With the world hanging in uncertainty the Publishing Industry has shown itself to adapt to the quick-paced changing world of 2020 through its transition to the online world. Just last week, the Edinburgh Napier Publishing class was given the opportunity to watch a highly popular conference online: The Bookseller Children’s Conference.

The conference brought together many successful people within the publishing industry and allowed a much wider audience to partake. Of all the interesting panels, I particularly enjoyed Katherine Rundell’s discussion of finding hope within children’s fiction; something I find even more important in the current climate.

Katherine spoke candidly about representation in children’s fiction and pointed out both the flaws and the strengths that fiction has for children. She opened with speaking about the low level of diversity in children’s fiction. Katherine rightfully quotes:

‘Only 4% of books published in one year have a character who is black, asian or minority ethnic but that 31.2% of school children are from minority ethic backgrounds.’

It is obvious that children’s fiction opens so many opportunistic doors for generations of children; however, it still has a way to go. It’s wonderful that two-thirds of children are represented in the books that they are reading, yet, it is clear that for the third of BAME children left this representation is still a work in progress.

I think that everyone reading this post will agree that it is vital that every single child sees themselves in the books that they are reading. To simply represent only a certain section of society in children’s fiction means that we as a society are failing from the go when it comes to understanding each other. Children’s fiction has the power to create a hopeful generation who question and investigate the world in order to better it. Although, to do this it is just as important to provide books to children as it is for each child to be represented within the books that they read in their lifetime. This moves me on to my second point of hope and children’s fiction, a point which Katherine also makes in her discussion. That being libraries.

Children need to be represented in books, but they also need to be able to access books. We all are aware, I’m sure, of the closure of many libraries across the UK. This is a significant problem for children from poorer backgrounds. To take away libraries will further increase the line of inequality in society. Libraries are a beacon of hope for many children. As Katherine put it:

‘If books are carriers of hope, then libraries are essentially hope hotels.’

Libraries bring so much hope to children from all walks of life. An article published in The Guardian states that 1/8 of schools across the UK do not have their own designated library space.
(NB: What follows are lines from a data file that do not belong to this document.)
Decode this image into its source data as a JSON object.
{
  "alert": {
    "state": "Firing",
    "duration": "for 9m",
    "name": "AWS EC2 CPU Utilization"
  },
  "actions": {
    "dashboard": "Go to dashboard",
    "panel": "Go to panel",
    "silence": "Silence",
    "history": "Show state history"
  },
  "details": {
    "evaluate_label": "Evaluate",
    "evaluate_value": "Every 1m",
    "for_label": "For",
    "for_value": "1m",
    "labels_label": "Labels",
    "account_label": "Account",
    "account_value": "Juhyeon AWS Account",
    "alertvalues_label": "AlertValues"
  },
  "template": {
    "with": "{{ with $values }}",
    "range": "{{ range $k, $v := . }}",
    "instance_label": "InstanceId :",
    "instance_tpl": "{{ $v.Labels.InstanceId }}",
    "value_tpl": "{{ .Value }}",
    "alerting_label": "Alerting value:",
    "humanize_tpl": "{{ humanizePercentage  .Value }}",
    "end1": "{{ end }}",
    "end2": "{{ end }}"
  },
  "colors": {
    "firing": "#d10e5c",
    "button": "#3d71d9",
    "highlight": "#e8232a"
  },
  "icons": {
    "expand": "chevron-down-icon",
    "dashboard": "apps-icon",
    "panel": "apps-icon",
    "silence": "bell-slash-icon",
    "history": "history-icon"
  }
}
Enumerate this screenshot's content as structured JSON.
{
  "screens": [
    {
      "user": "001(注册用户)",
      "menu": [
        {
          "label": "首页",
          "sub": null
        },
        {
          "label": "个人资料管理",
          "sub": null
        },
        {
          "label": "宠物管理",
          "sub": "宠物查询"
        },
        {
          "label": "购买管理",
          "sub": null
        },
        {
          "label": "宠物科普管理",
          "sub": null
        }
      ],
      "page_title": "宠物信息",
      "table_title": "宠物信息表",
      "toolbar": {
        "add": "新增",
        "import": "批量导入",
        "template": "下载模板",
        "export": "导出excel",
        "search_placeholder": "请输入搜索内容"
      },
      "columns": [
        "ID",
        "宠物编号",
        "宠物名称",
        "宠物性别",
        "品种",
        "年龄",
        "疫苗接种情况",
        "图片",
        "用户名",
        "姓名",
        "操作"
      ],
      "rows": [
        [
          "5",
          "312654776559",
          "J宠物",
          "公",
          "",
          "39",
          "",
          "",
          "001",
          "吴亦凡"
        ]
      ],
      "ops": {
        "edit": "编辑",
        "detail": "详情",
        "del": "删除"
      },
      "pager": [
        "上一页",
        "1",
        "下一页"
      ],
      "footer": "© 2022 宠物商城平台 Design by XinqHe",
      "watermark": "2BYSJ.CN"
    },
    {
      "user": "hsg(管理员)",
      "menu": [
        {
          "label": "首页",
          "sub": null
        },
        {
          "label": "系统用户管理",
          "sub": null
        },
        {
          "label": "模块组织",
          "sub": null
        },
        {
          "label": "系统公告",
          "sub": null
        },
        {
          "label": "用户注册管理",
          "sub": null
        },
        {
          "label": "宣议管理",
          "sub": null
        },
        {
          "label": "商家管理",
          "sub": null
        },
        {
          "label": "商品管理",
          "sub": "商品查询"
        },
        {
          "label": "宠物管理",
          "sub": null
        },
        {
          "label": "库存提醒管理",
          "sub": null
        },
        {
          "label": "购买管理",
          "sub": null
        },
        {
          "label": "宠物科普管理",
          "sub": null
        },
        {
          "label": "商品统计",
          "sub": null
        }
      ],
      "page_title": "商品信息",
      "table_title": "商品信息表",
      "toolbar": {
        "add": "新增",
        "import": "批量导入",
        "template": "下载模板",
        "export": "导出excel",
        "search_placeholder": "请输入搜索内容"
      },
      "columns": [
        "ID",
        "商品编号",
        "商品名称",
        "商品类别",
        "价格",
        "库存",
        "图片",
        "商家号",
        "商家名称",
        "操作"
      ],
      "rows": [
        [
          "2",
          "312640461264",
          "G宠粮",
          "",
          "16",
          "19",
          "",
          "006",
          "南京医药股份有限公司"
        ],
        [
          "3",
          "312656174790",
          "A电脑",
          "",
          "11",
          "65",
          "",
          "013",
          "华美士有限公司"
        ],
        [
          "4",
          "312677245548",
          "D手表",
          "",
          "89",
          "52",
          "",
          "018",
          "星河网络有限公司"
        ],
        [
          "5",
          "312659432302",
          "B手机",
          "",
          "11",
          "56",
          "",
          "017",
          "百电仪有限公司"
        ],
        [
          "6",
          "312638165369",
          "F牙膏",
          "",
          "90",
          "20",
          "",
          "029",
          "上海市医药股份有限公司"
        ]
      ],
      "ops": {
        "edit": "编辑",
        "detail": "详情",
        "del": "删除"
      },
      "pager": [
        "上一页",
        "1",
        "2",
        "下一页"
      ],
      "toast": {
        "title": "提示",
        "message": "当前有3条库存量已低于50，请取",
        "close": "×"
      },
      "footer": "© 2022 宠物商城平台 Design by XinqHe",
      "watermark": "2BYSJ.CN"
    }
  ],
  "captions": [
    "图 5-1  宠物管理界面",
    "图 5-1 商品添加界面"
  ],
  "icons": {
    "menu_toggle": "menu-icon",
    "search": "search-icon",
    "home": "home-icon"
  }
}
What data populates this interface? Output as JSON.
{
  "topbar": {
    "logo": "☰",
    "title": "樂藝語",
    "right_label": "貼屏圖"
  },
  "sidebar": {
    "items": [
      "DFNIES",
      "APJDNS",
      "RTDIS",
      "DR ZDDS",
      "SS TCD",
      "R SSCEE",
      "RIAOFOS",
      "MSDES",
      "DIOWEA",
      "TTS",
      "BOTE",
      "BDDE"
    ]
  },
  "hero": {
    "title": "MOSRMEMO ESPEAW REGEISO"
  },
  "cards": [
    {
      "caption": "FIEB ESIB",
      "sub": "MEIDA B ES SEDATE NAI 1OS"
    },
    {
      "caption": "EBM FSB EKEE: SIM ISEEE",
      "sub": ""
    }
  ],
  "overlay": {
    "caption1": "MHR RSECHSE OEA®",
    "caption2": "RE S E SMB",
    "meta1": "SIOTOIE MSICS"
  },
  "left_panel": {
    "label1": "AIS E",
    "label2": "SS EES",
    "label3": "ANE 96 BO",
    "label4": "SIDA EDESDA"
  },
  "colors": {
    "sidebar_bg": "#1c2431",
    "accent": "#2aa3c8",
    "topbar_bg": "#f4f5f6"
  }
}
Libraries are a solitude within a mountain of books and empathy. They are a beacon of hope in both childhood and adulthood. As Katherine put it: there’s a long fight ahead of us for our libraries.

With all this said, hope and children’s fiction is correlative and in the current climate I think it is more important now than ever that the hope captured and released through children’s fiction is repeated through as many people as possible.